[Required work]: Lines in the listing below may contain the string "false". Say how many do, giving only the number.
:::
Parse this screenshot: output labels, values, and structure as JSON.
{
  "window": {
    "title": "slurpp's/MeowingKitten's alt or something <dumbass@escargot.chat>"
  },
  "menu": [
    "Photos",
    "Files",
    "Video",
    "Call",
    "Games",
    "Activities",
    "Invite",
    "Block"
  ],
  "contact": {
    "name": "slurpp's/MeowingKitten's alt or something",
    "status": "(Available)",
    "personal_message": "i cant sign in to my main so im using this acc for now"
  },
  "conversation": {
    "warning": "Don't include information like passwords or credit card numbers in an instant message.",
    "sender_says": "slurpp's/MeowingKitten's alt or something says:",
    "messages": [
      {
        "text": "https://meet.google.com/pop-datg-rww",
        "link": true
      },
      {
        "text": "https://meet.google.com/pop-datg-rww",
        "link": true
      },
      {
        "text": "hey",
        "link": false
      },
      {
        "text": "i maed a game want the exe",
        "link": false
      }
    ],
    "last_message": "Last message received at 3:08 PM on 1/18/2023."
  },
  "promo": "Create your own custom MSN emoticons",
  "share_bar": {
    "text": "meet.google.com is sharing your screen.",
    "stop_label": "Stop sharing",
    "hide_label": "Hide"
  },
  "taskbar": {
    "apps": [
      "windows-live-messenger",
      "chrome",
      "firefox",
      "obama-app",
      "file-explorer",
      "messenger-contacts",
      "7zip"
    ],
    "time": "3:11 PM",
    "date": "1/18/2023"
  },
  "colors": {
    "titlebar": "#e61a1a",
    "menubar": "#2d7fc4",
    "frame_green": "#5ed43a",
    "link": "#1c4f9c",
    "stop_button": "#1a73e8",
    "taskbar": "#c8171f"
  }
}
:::
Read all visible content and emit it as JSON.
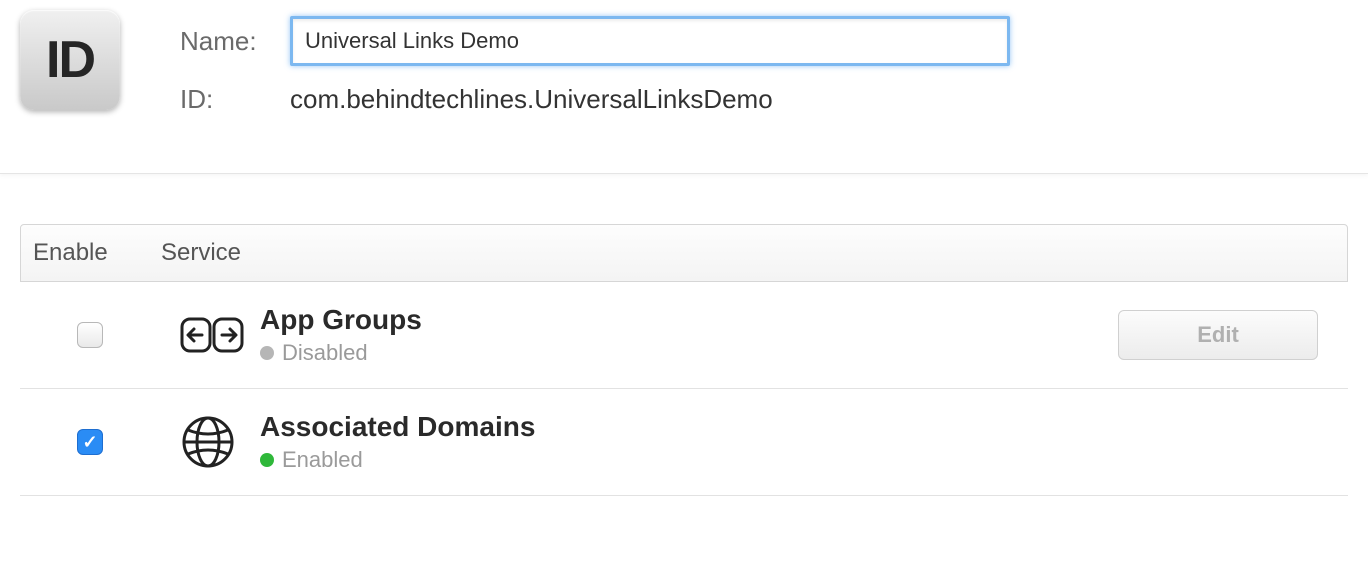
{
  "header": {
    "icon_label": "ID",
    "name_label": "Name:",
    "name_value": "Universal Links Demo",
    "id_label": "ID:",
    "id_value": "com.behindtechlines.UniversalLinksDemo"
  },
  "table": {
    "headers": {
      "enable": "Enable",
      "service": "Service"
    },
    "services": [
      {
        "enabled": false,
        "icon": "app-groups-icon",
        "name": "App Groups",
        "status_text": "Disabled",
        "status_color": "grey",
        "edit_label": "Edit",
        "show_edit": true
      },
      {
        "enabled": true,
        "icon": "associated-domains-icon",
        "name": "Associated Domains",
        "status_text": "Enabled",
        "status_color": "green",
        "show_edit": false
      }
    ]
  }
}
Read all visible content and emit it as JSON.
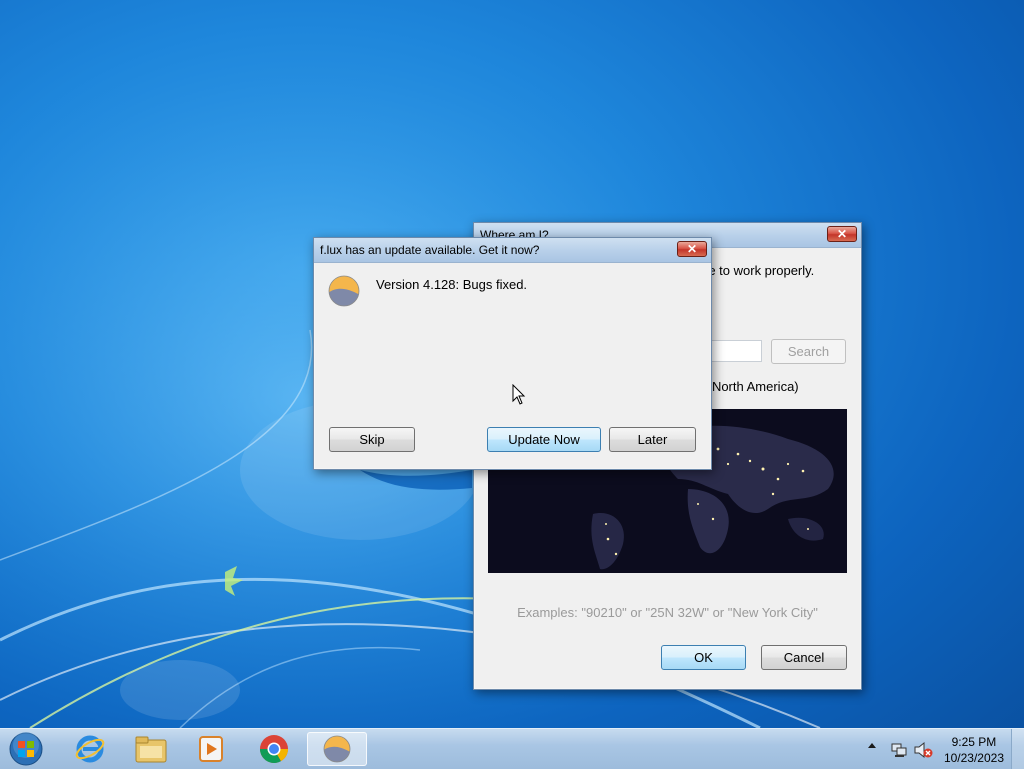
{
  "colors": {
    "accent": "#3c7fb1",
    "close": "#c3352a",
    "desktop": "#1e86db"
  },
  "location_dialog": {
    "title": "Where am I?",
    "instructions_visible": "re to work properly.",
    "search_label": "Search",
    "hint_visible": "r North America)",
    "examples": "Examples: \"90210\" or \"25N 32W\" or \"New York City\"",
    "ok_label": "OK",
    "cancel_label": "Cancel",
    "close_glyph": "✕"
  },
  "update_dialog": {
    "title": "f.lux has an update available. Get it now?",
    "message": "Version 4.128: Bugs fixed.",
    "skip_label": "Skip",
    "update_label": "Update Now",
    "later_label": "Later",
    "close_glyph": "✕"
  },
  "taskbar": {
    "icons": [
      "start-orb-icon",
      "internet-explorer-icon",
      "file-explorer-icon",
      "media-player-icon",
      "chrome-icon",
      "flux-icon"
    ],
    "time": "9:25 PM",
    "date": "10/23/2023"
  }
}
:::
[Solution for this problem]: 4